Another outcome of the pandemic will be the increase in viewing real estate as a financial asset. As the stock market shows its volatility, real estate doesn’t see the impact, from a historical perspective. In most every recession we’ve had, housing prices have remained stable.

COMMUNITY SUPPORT

The support of our local small businesses has never been more critical. Here are some ideas to help those that need it most.

Shop small at local small businesses Buy an online gift card from your favorite restaurant, yoga studio, or local business. You can stock up on gifts and do good for your local places without taking up all the space in your pantry, too.

Buy groceries for neighbors

There are plenty of people right in your neighborhood who need help, too. If you are healthy and willing to brave empty shelves and potentially longer waits, you can help them get the food and supplies they need to ride out this tumultuous time.

Order food delivery from your favorite place

Just because bars and restaurants are closed to in-house dining, that doesn’t mean that you can’t get your food. In fact, delivery is currently the only way that restaurants and their employees are making any money right now.

Avoid hoarding or overbuying essentials

First and foremost, in keeping others safe and feeling secure, is ensuring that you don’t over-buy or hoard essential items. It’s scary to see empty shelves when you are out of a particular item but know that most stores across the nation are doing their best to restock within one to two days.

Be kind

Most grocery store employees, delivery folks, and medical professionals are slammed and exhausted. They're out there, dealing with the public during a really chaotic time. Showing them a little patience and kindness can make a world of difference, so do your best to be kind.

Working Remotely: A checklist for your mental health.

Keep a regular schedule: Create and maintain a routine and schedule. Don't forget to include periodic breaks for recharging in your schedule.

Stay connected: Stay connected with family, friends, and support systems using technology like FaceTime, Skype, Zoom, Google Hangout, and other video-based options.

Keep your immune system strong: Get enough sleep, eat well, and stay hydrated.

Exercise and stay active: This is not only good for your physical health but also your mental health. Periodically, get up and move around your home.

Get fresh air: If circumstances allow, go outside for a brisk walk and fresh air, but avoid crowds and try to maintain the recommended 6-foot distance with others.

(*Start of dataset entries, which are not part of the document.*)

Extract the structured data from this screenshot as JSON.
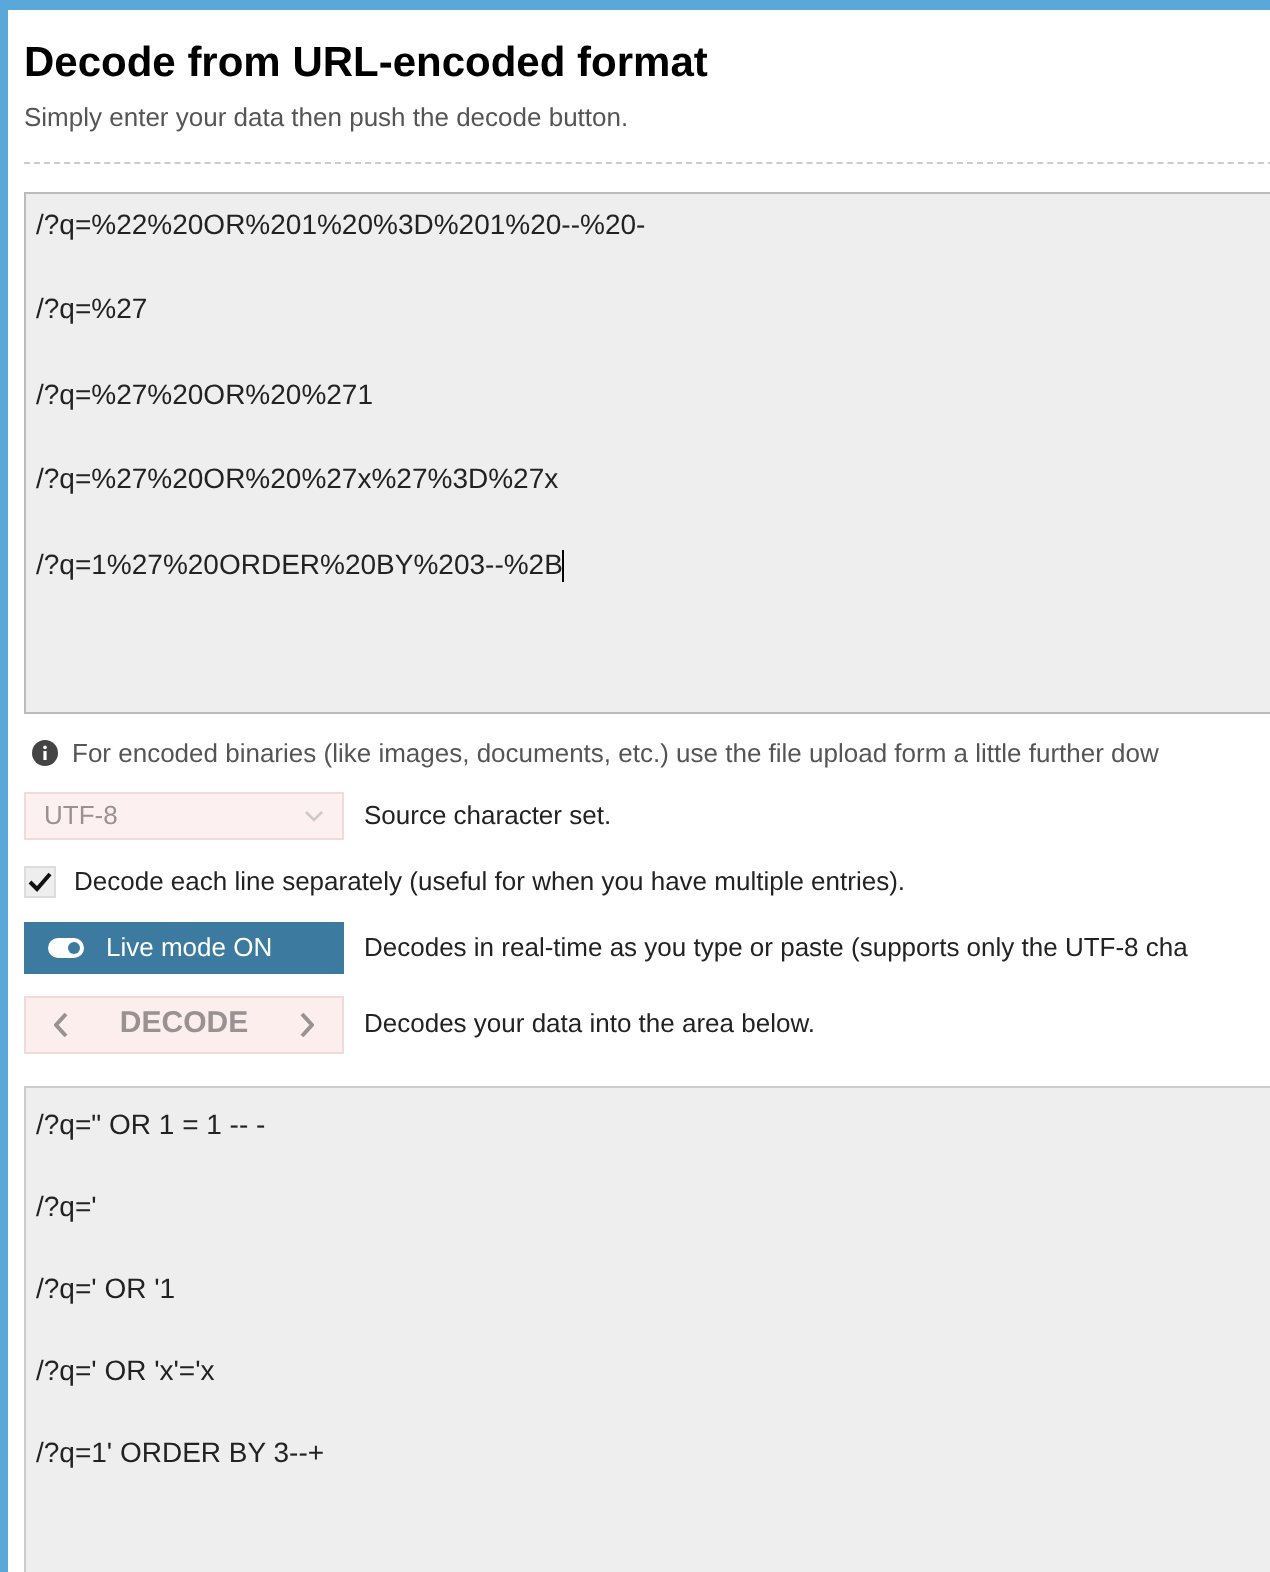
{
  "title": "Decode from URL-encoded format",
  "subtitle": "Simply enter your data then push the decode button.",
  "input": {
    "lines": [
      "/?q=%22%20OR%201%20%3D%201%20--%20-",
      "/?q=%27",
      "/?q=%27%20OR%20%271",
      "/?q=%27%20OR%20%27x%27%3D%27x",
      "/?q=1%27%20ORDER%20BY%203--%2B"
    ]
  },
  "info_note": "For encoded binaries (like images, documents, etc.) use the file upload form a little further dow",
  "charset": {
    "value": "UTF-8",
    "disabled": true,
    "label": "Source character set."
  },
  "line_option": {
    "label": "Decode each line separately (useful for when you have multiple entries).",
    "checked": true
  },
  "live_mode": {
    "label": "Live mode ON",
    "on": true,
    "description": "Decodes in real-time as you type or paste (supports only the UTF-8 cha"
  },
  "decode_button": {
    "label": "DECODE",
    "disabled": true,
    "description": "Decodes your data into the area below."
  },
  "output": {
    "lines": [
      "/?q=\" OR 1 = 1 -- -",
      "/?q='",
      "/?q=' OR '1",
      "/?q=' OR 'x'='x",
      "/?q=1' ORDER BY 3--+"
    ]
  }
}
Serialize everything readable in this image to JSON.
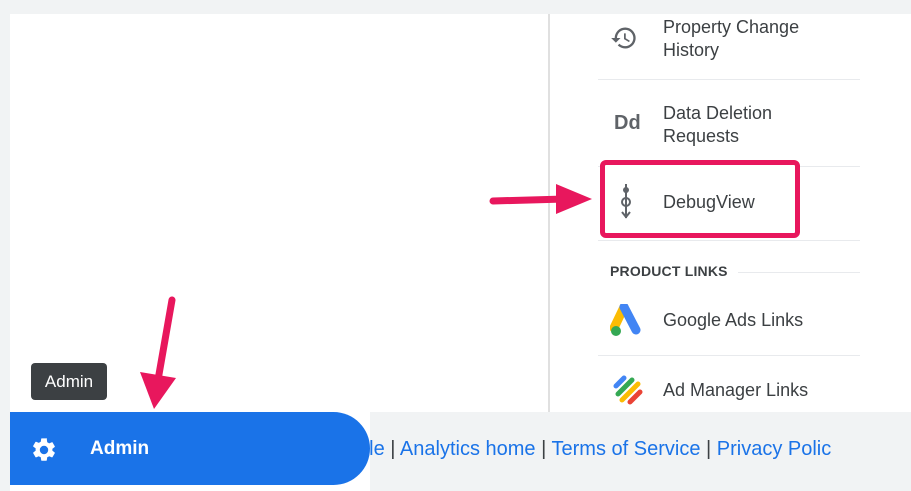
{
  "left_nav": {
    "tooltip": "Admin",
    "admin_button_label": "Admin",
    "admin_icon": "gear-icon",
    "active_color": "#1a73e8"
  },
  "menu": {
    "items": [
      {
        "label_line1": "Property Change",
        "label_line2": "History",
        "icon": "history-icon"
      },
      {
        "label_line1": "Data Deletion",
        "label_line2": "Requests",
        "icon": "dd-icon",
        "icon_text": "Dd"
      },
      {
        "label": "DebugView",
        "icon": "debug-icon",
        "highlighted": true
      }
    ],
    "section_title": "PRODUCT LINKS",
    "links": [
      {
        "label": "Google Ads Links",
        "icon": "google-ads-icon"
      },
      {
        "label": "Ad Manager Links",
        "icon": "ad-manager-icon"
      }
    ]
  },
  "footer": {
    "partial_google": "gle",
    "sep": "|",
    "analytics_home": "Analytics home",
    "terms": "Terms of Service",
    "privacy": "Privacy Polic"
  },
  "annotation": {
    "arrow_color": "#e8175d",
    "box_color": "#e8175d"
  }
}
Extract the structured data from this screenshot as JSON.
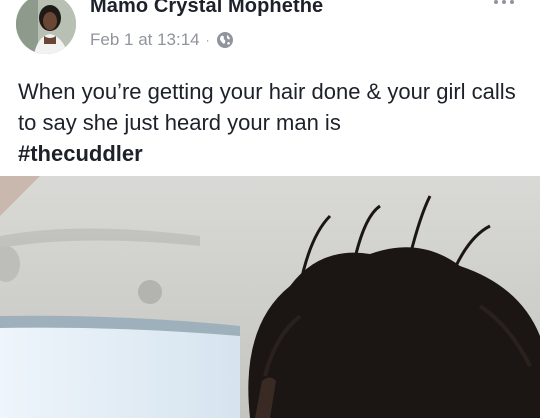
{
  "post": {
    "author": "Mamo Crystal Mophethe",
    "date": "Feb 1 at 13:14",
    "separator": "·",
    "text": "When you’re getting your hair done & your girl calls to say she just heard your man is",
    "hashtag": "#thecuddler"
  },
  "icons": {
    "privacy": "globe-icon",
    "menu": "more-options-icon"
  },
  "colors": {
    "author_text": "#1d2129",
    "meta_text": "#90949c"
  }
}
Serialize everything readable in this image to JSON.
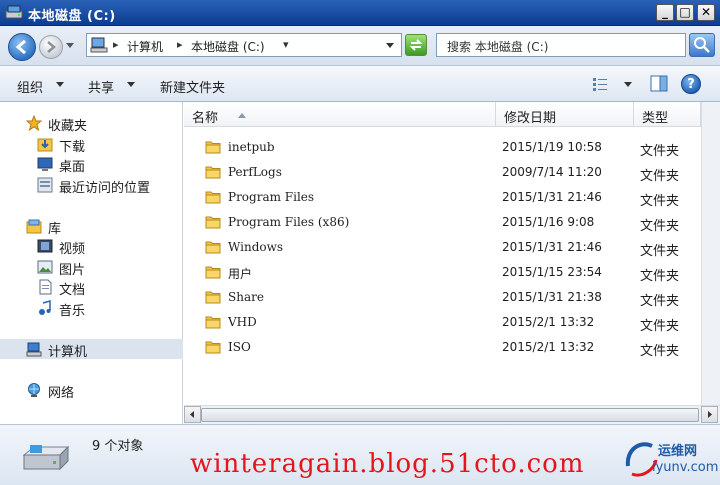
{
  "window": {
    "title": "本地磁盘 (C:)"
  },
  "address": {
    "crumbs": [
      "计算机",
      "本地磁盘 (C:)"
    ]
  },
  "search": {
    "placeholder": "搜索 本地磁盘 (C:)"
  },
  "toolbar": {
    "organize": "组织",
    "share": "共享",
    "new_folder": "新建文件夹"
  },
  "navpane": {
    "favorites": "收藏夹",
    "favorites_items": [
      "下载",
      "桌面",
      "最近访问的位置"
    ],
    "libraries": "库",
    "library_items": [
      "视频",
      "图片",
      "文档",
      "音乐"
    ],
    "computer": "计算机",
    "network": "网络"
  },
  "columns": {
    "name": "名称",
    "date": "修改日期",
    "type": "类型"
  },
  "files": [
    {
      "name": "inetpub",
      "date": "2015/1/19 10:58",
      "type": "文件夹"
    },
    {
      "name": "PerfLogs",
      "date": "2009/7/14 11:20",
      "type": "文件夹"
    },
    {
      "name": "Program Files",
      "date": "2015/1/31 21:46",
      "type": "文件夹"
    },
    {
      "name": "Program Files (x86)",
      "date": "2015/1/16 9:08",
      "type": "文件夹"
    },
    {
      "name": "Windows",
      "date": "2015/1/31 21:46",
      "type": "文件夹"
    },
    {
      "name": "用户",
      "date": "2015/1/15 23:54",
      "type": "文件夹"
    },
    {
      "name": "Share",
      "date": "2015/1/31 21:38",
      "type": "文件夹"
    },
    {
      "name": "VHD",
      "date": "2015/2/1 13:32",
      "type": "文件夹"
    },
    {
      "name": "ISO",
      "date": "2015/2/1 13:32",
      "type": "文件夹"
    }
  ],
  "status": {
    "count": "9 个对象"
  },
  "watermark": {
    "text": "winteragain.blog.51cto.com",
    "logo_cn": "运维网",
    "logo_url": "iyunv.com"
  },
  "colors": {
    "titlebar": "#0b3d91",
    "watermark": "#e8141b",
    "folder": "#f3c644"
  }
}
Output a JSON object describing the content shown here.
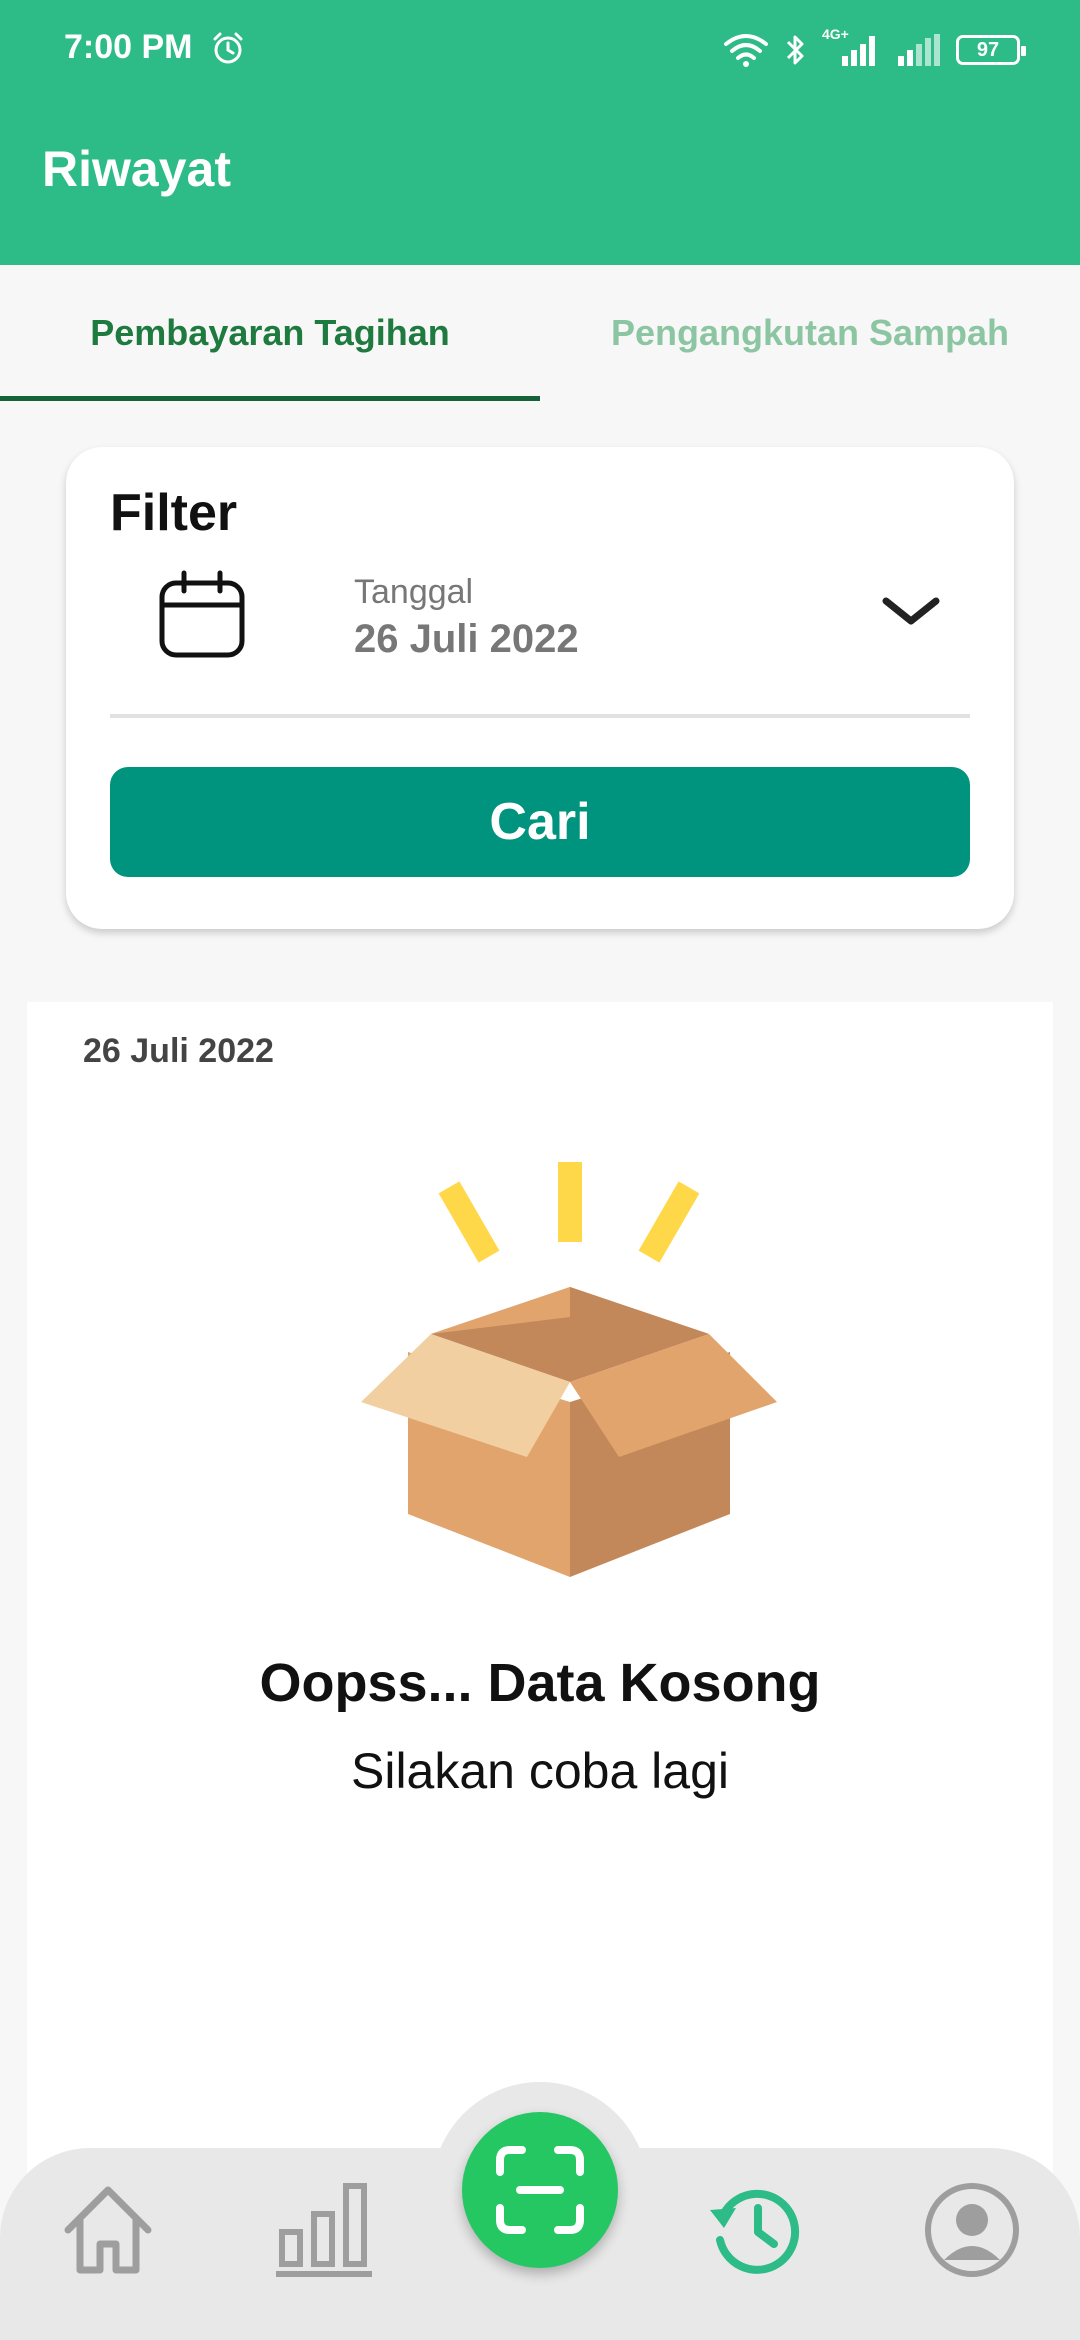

Set boundaries on work schedule: When working from home, be sure that you are working reasonable hours.

Distract and redirect: Engage in activities that benefit your well-being, bring you joy, and distract you from existing challenges.